Not so long ago, calling someone a liar was serious business. Today, at least in mass media and social media, the word is loosely and maliciously thrown about.
Lies come in many forms. Coaches, after a successful season, say they have found their forever home. Coach Bill Self once said he would never leave Tulsa, and Jeff Long said about a comment one of his coaches made to reporters, "That's debatable whether that was a lie."
The "good lie" happens when a parent tells a small child that Grandma is just sick when she suffers from terminal cancer. Then there are lies by omission of important details, such as a U.S. representative told when he said the angry mob attacking the Capitol in January was just a bunch of tourists.
While "lies" may seem outrageous--global warming is a lie that liberals tell in order to change the way we live and take away our rights; Trump won the 2020 election; there are nanochips in the covid vaccine so that the government can track our every movement--people believe them and may act in accord with them, such as refusing to be vaccinated against covid.
So how are we to understand lying? In everyday face-to-face talk, we recognize and even use lies. Harvey Sacks, a founder of conversational analysis, demonstrated that lying is often necessary for accomplishing a conversation, from trivial exchanges such as "How are you? Fine, thank you" when you feel terrible to misrepresenting experiences (golf scores, exercise routines).
For the purposes of a particular conversation, we assume that we have equal access to what a speaker knows. If someone says something to us we don't understand, or think what they said might be wrong (a lie), we can question them. The point is that when we trust and are familiar with the people we talk to, we assume they are telling the truth, until they say something that calls our assumption into question.

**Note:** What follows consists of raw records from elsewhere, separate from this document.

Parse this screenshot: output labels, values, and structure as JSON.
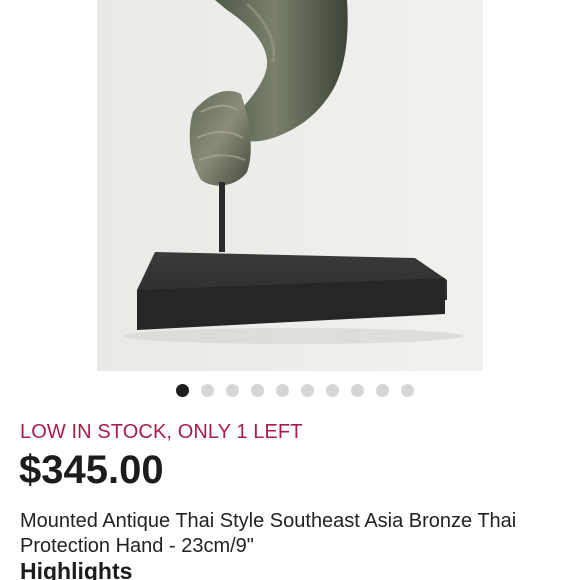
{
  "product": {
    "image_alt": "Mounted Antique Thai Style Southeast Asia Bronze Thai Protection Hand",
    "carousel": {
      "total": 10,
      "active_index": 0
    },
    "stock_label": "LOW IN STOCK, ONLY 1 LEFT",
    "price": "$345.00",
    "title": "Mounted Antique Thai Style Southeast Asia Bronze Thai Protection Hand - 23cm/9\"",
    "highlights_heading": "Highlights"
  },
  "colors": {
    "stock_accent": "#a81d4d",
    "dot_active": "#1c1c1c",
    "dot_inactive": "#d6d6d6"
  }
}
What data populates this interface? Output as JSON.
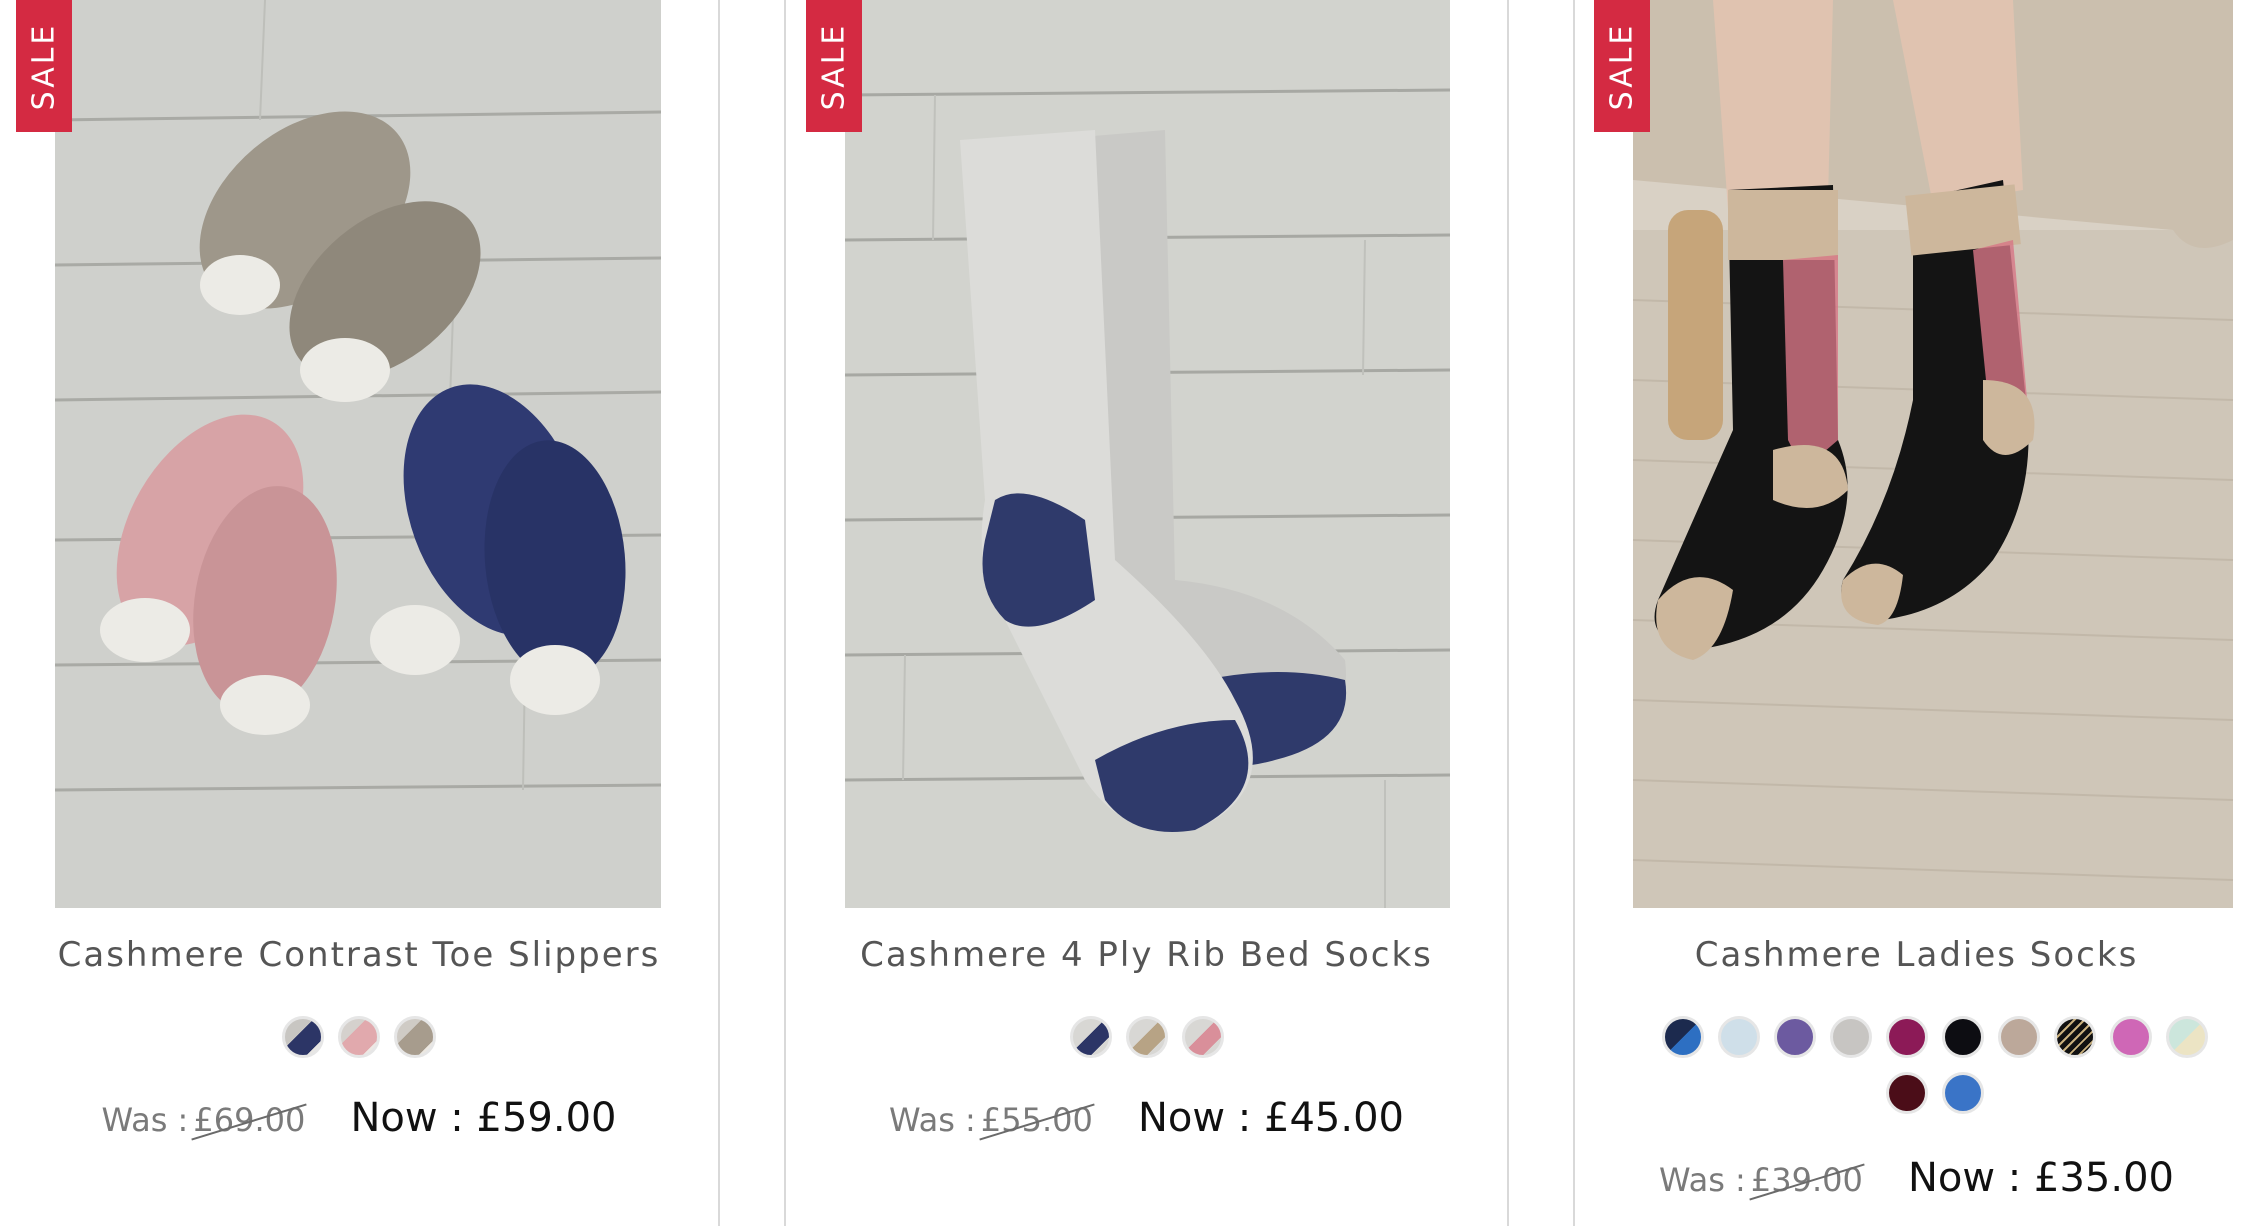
{
  "products": [
    {
      "badge": "SALE",
      "title": "Cashmere Contrast Toe Slippers",
      "swatches": [
        "navy-white",
        "pink-white",
        "taupe-white"
      ],
      "was_label": "Was :",
      "was_price": "£69.00",
      "now_label": "Now :",
      "now_price": "£59.00"
    },
    {
      "badge": "SALE",
      "title": "Cashmere 4 Ply Rib Bed Socks",
      "swatches": [
        "grey-navy",
        "grey-camel",
        "grey-pink"
      ],
      "was_label": "Was :",
      "was_price": "£55.00",
      "now_label": "Now :",
      "now_price": "£45.00"
    },
    {
      "badge": "SALE",
      "title": "Cashmere Ladies Socks",
      "swatches": [
        "navy-blue",
        "pale-blue",
        "lavender",
        "light-grey",
        "plum",
        "black",
        "taupe",
        "black-stripe",
        "pink",
        "mint-cream",
        "burgundy",
        "royal-blue"
      ],
      "was_label": "Was :",
      "was_price": "£39.00",
      "now_label": "Now :",
      "now_price": "£35.00"
    }
  ],
  "colors": {
    "sale_badge": "#d42a42",
    "title": "#555555",
    "now_price": "#111111",
    "was_price": "#7a7a7a"
  }
}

Among like-minded conversationalists, understanding requires assumptions that speakers and listeners make about each other as they take turns and construct meanings which include how truth is understood. A truth that we assume everyone knows is what we call common sense. However, common sense is not necessarily true; consider folk tales and cultural aphorisms.

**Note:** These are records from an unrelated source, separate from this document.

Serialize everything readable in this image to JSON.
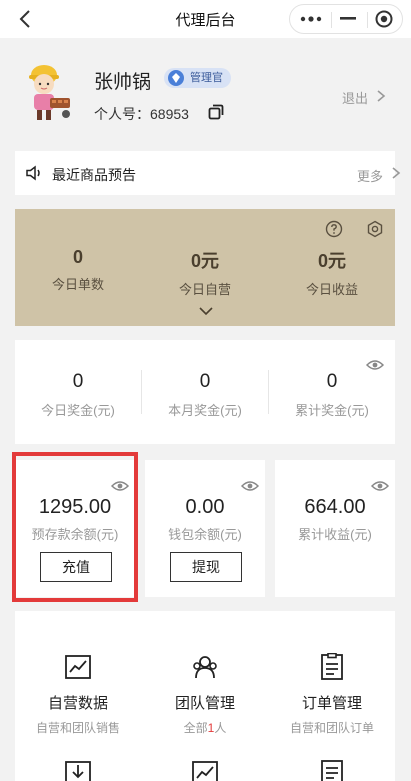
{
  "nav": {
    "title": "代理后台"
  },
  "profile": {
    "name": "张帅锅",
    "role": "管理官",
    "id_label": "个人号：",
    "id_value": "68953",
    "logout": "退出"
  },
  "notice": {
    "text": "最近商品预告",
    "more": "更多"
  },
  "stats": {
    "items": [
      {
        "value": "0",
        "label": "今日单数"
      },
      {
        "value": "0元",
        "label": "今日自营"
      },
      {
        "value": "0元",
        "label": "今日收益"
      }
    ]
  },
  "bonus": {
    "items": [
      {
        "value": "0",
        "label": "今日奖金(元)"
      },
      {
        "value": "0",
        "label": "本月奖金(元)"
      },
      {
        "value": "0",
        "label": "累计奖金(元)"
      }
    ]
  },
  "accounts": {
    "items": [
      {
        "value": "1295.00",
        "label": "预存款余额(元)",
        "action": "充值"
      },
      {
        "value": "0.00",
        "label": "钱包余额(元)",
        "action": "提现"
      },
      {
        "value": "664.00",
        "label": "累计收益(元)"
      }
    ]
  },
  "menu": {
    "items": [
      {
        "title": "自营数据",
        "sub": "自营和团队销售"
      },
      {
        "title": "团队管理",
        "sub_prefix": "全部",
        "sub_count": "1",
        "sub_suffix": "人"
      },
      {
        "title": "订单管理",
        "sub": "自营和团队订单"
      }
    ]
  },
  "colors": {
    "stats_bg": "#cfc3a7",
    "highlight": "#e33a3a",
    "badge_bg": "#d8e2f5"
  }
}
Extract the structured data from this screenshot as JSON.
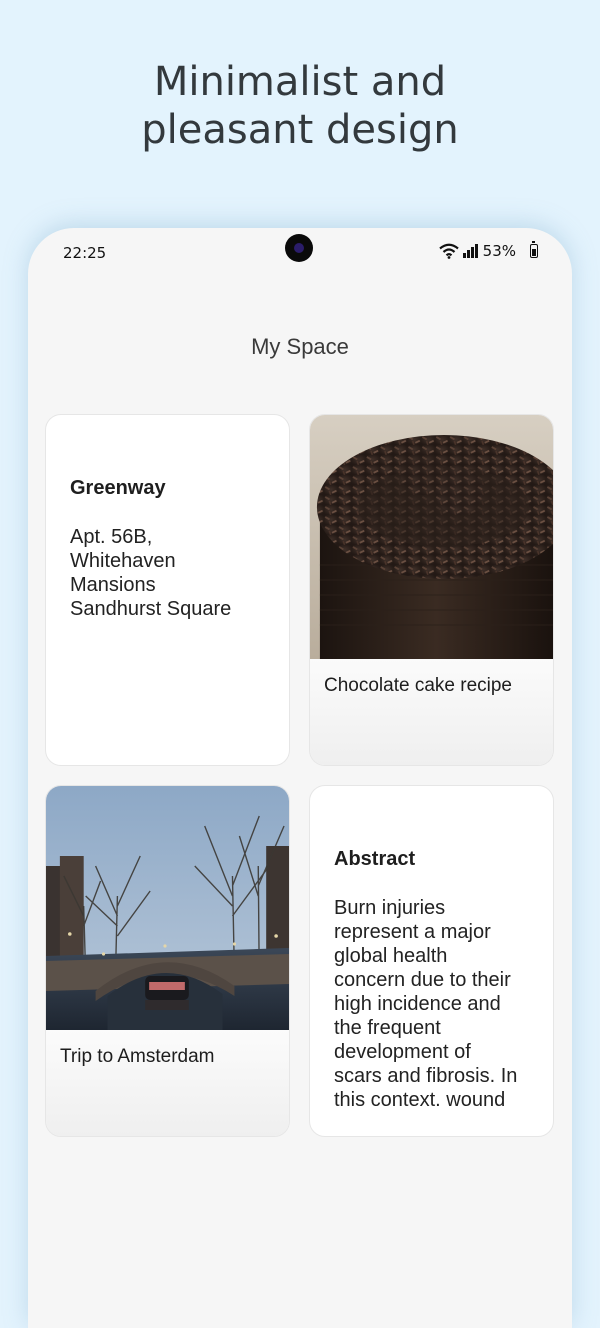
{
  "promo": {
    "headline_line1": "Minimalist and",
    "headline_line2": "pleasant design"
  },
  "status_bar": {
    "time": "22:25",
    "battery_percent": "53%",
    "icons": [
      "wifi-icon",
      "signal-icon",
      "battery-icon"
    ]
  },
  "screen": {
    "title": "My Space"
  },
  "notes": [
    {
      "type": "text",
      "title": "Greenway",
      "body": "Apt. 56B,\nWhitehaven\nMansions\nSandhurst Square"
    },
    {
      "type": "image",
      "image": "chocolate-cake-photo",
      "caption": "Chocolate cake recipe"
    },
    {
      "type": "image",
      "image": "amsterdam-canal-photo",
      "caption": "Trip to Amsterdam"
    },
    {
      "type": "text",
      "title": "Abstract",
      "body": "Burn injuries\nrepresent a major\nglobal health\nconcern due to their\nhigh incidence and\nthe frequent\ndevelopment of\nscars and fibrosis. In\nthis context. wound"
    }
  ],
  "colors": {
    "background": "#e3f3fd",
    "phone_screen": "#f6f6f6",
    "card": "#ffffff"
  }
}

Messages from mass media and social media are distorted, unlike the normal communication we are accustomed to. We receive them without the benefits of knowing where they come from, who concocted them, and absent the little clues of honesty that we have learned to use in face-to-face communication (like a direct look into the eyes, or looking for signs of nervousness). Even Zoom conversations are distorted because they change the rhythms of normal conversation.
When distorted or incomplete messages that come from mass and social media are repeated in normal talk, they may become "true" for the purposes of that conversation. For example, one person says that covid shots can give you the disease, and the other remarks that her friend, a nurse, says she has seen several people sickened by the shot. If the conversationalists think they understand each other, that message takes on credibility.

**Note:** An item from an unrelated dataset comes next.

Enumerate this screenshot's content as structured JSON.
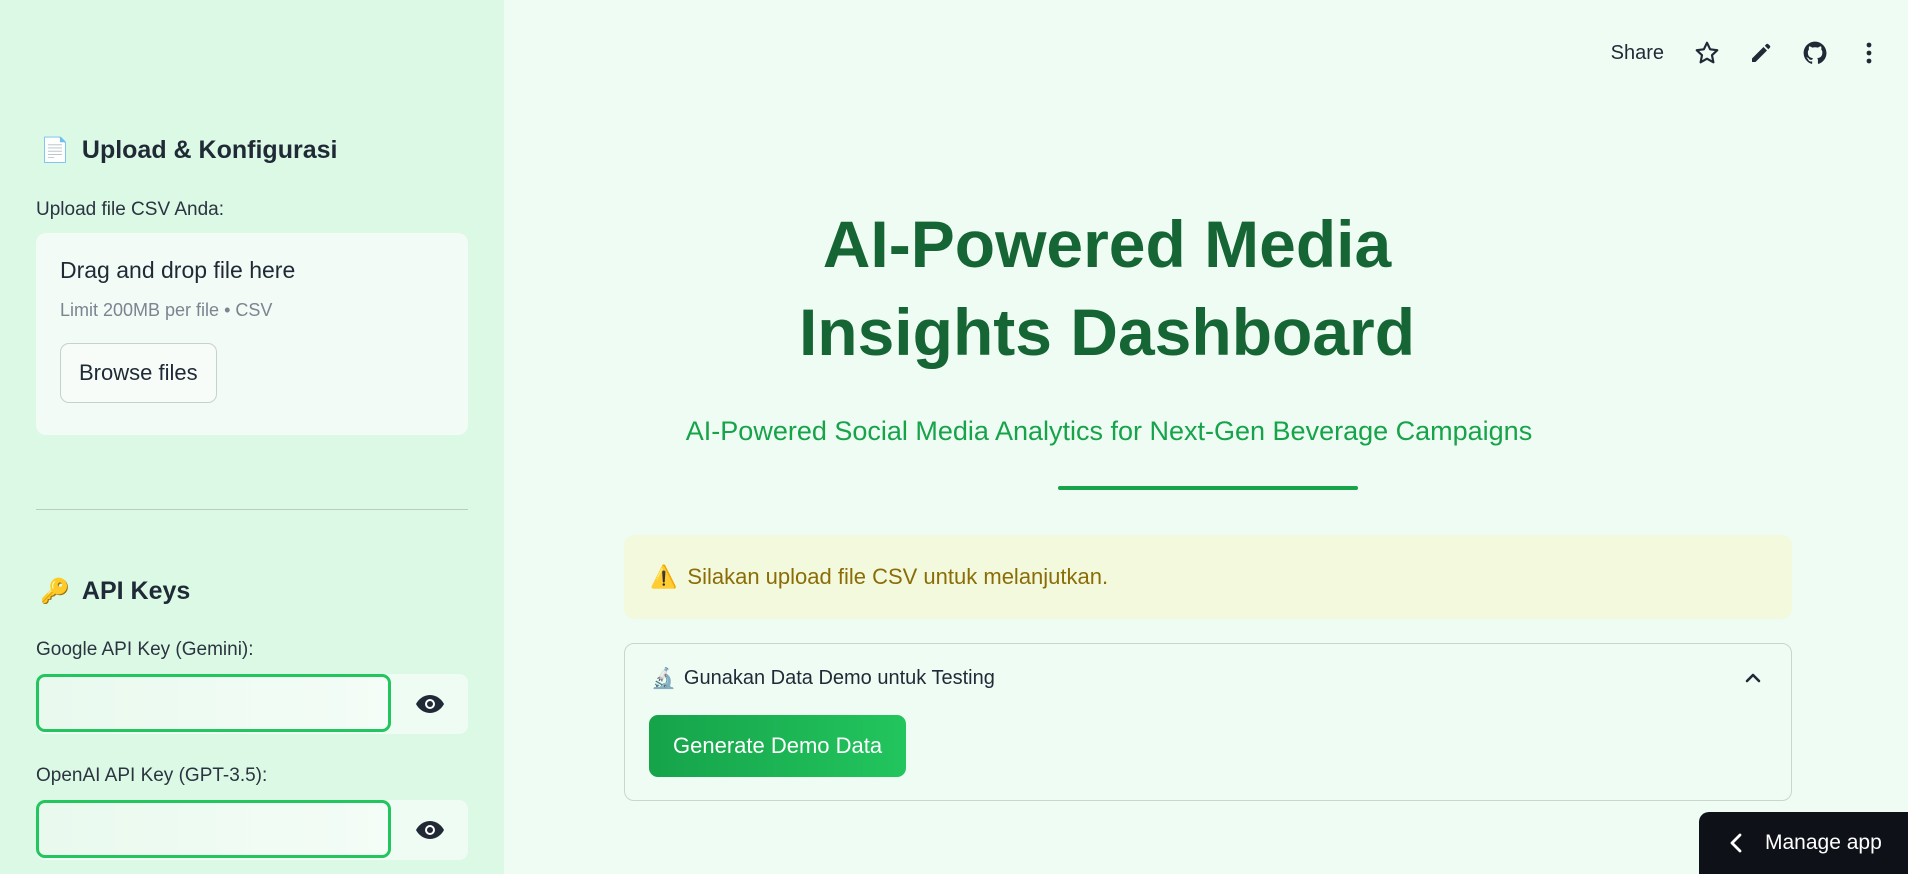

As social media peppers cyberspace with messages about virtually everything (see the Democrat- Gazette's "Not Real News"), what is and isn't a lie really does seem debatable. Messages take on credibility through the process of people talking to each other.
These are dangerous times for the truth, partly because of the conflation of mass messages and everyday talk. When "not real news" becomes true in everyday communications, correcting it is very difficult, because this misinformation becomes part of what people know and what they think members of their community know.
Because cable news attempts to correct the lie about nanochips in the covid vaccine does not mean that the 20 percent of Americans who believe the lie will change their minds. That correction must become acceptable within the many particular speech communities that make up the linguistic context of America.
For the correct information to be incorporated into a speech community, it must be interpreted within the context of that community. Speech communities interpret information and make it part of taken-for-granted knowledge. So strong are these interpretations that for some, even after contracting covid and suffering with it, upon recovering they still say they would not have taken the shot because they don't want to be told what to do or believe.
To understand how a person can think this way, it is important to recognize that people hear the "truth" from inside their social worlds.
Jeff Nash is a retired sociologist living in Fayetteville.